Record set ::
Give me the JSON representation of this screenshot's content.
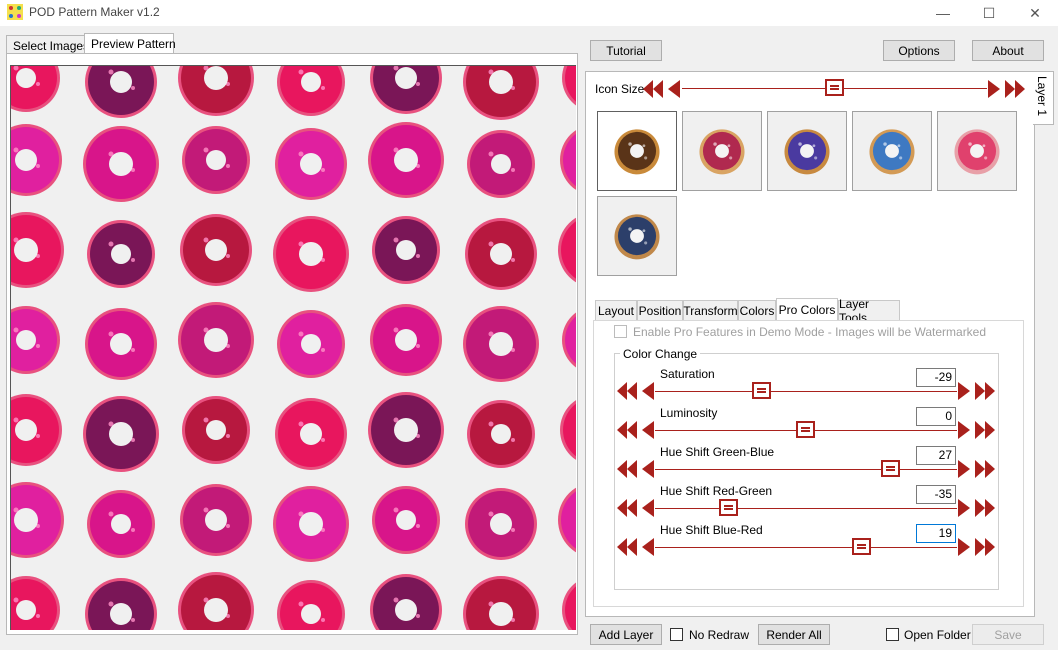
{
  "window": {
    "title": "POD Pattern Maker v1.2",
    "minimize": "—",
    "maximize": "☐",
    "close": "✕"
  },
  "left_tabs": {
    "select_images": "Select Images",
    "preview_pattern": "Preview Pattern"
  },
  "toolbar": {
    "tutorial": "Tutorial",
    "options": "Options",
    "about": "About"
  },
  "layer_tab": "Layer 1",
  "icon_size": {
    "label": "Icon Size",
    "value_fraction": 0.5
  },
  "images": [
    {
      "name": "chocolate-donut",
      "icing": "#5a3418",
      "dough": "#c98a3a",
      "selected": true
    },
    {
      "name": "pink-sprinkle-donut",
      "icing": "#b0294f",
      "dough": "#d9a463",
      "selected": false
    },
    {
      "name": "purple-donut",
      "icing": "#4a3aa0",
      "dough": "#c88a40",
      "selected": false
    },
    {
      "name": "blue-dripping-donut",
      "icing": "#3e79c2",
      "dough": "#d39a55",
      "selected": false
    },
    {
      "name": "pink-glazed-donut",
      "icing": "#e0416d",
      "dough": "#e8a0a8",
      "selected": false
    },
    {
      "name": "navy-galaxy-donut",
      "icing": "#2c3f6a",
      "dough": "#c0884a",
      "selected": false
    }
  ],
  "settings_tabs": [
    "Layout",
    "Position",
    "Transform",
    "Colors",
    "Pro Colors",
    "Layer Tools"
  ],
  "active_settings_tab": "Pro Colors",
  "pro_colors": {
    "demo_checkbox_label": "Enable Pro Features in Demo Mode - Images will be Watermarked",
    "group_title": "Color Change",
    "sliders": [
      {
        "label": "Saturation",
        "value": "-29",
        "fraction": 0.355
      },
      {
        "label": "Luminosity",
        "value": "0",
        "fraction": 0.5
      },
      {
        "label": "Hue Shift Green-Blue",
        "value": "27",
        "fraction": 0.78
      },
      {
        "label": "Hue Shift Red-Green",
        "value": "-35",
        "fraction": 0.245
      },
      {
        "label": "Hue Shift Blue-Red",
        "value": "19",
        "fraction": 0.685
      }
    ]
  },
  "bottom_bar": {
    "add_layer": "Add Layer",
    "no_redraw": "No Redraw",
    "render_all": "Render All",
    "open_folder": "Open Folder",
    "save": "Save"
  },
  "colors": {
    "accent_red": "#a9211c"
  },
  "pattern_palette": [
    "#e8165e",
    "#c21a78",
    "#7a1657",
    "#e0209f",
    "#b7183f",
    "#d8158a"
  ]
}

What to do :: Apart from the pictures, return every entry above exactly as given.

Output below ::
Give me the JSON representation of this screenshot's content.
{
  "window": {
    "title": "POD Pattern Maker v1.2",
    "minimize": "—",
    "maximize": "☐",
    "close": "✕"
  },
  "left_tabs": {
    "select_images": "Select Images",
    "preview_pattern": "Preview Pattern"
  },
  "toolbar": {
    "tutorial": "Tutorial",
    "options": "Options",
    "about": "About"
  },
  "layer_tab": "Layer 1",
  "icon_size": {
    "label": "Icon Size",
    "value_fraction": 0.5
  },
  "images": [
    {
      "name": "chocolate-donut",
      "icing": "#5a3418",
      "dough": "#c98a3a",
      "selected": true
    },
    {
      "name": "pink-sprinkle-donut",
      "icing": "#b0294f",
      "dough": "#d9a463",
      "selected": false
    },
    {
      "name": "purple-donut",
      "icing": "#4a3aa0",
      "dough": "#c88a40",
      "selected": false
    },
    {
      "name": "blue-dripping-donut",
      "icing": "#3e79c2",
      "dough": "#d39a55",
      "selected": false
    },
    {
      "name": "pink-glazed-donut",
      "icing": "#e0416d",
      "dough": "#e8a0a8",
      "selected": false
    },
    {
      "name": "navy-galaxy-donut",
      "icing": "#2c3f6a",
      "dough": "#c0884a",
      "selected": false
    }
  ],
  "settings_tabs": [
    "Layout",
    "Position",
    "Transform",
    "Colors",
    "Pro Colors",
    "Layer Tools"
  ],
  "active_settings_tab": "Pro Colors",
  "pro_colors": {
    "demo_checkbox_label": "Enable Pro Features in Demo Mode - Images will be Watermarked",
    "group_title": "Color Change",
    "sliders": [
      {
        "label": "Saturation",
        "value": "-29",
        "fraction": 0.355
      },
      {
        "label": "Luminosity",
        "value": "0",
        "fraction": 0.5
      },
      {
        "label": "Hue Shift Green-Blue",
        "value": "27",
        "fraction": 0.78
      },
      {
        "label": "Hue Shift Red-Green",
        "value": "-35",
        "fraction": 0.245
      },
      {
        "label": "Hue Shift Blue-Red",
        "value": "19",
        "fraction": 0.685
      }
    ]
  },
  "bottom_bar": {
    "add_layer": "Add Layer",
    "no_redraw": "No Redraw",
    "render_all": "Render All",
    "open_folder": "Open Folder",
    "save": "Save"
  },
  "colors": {
    "accent_red": "#a9211c"
  },
  "pattern_palette": [
    "#e8165e",
    "#c21a78",
    "#7a1657",
    "#e0209f",
    "#b7183f",
    "#d8158a"
  ]
}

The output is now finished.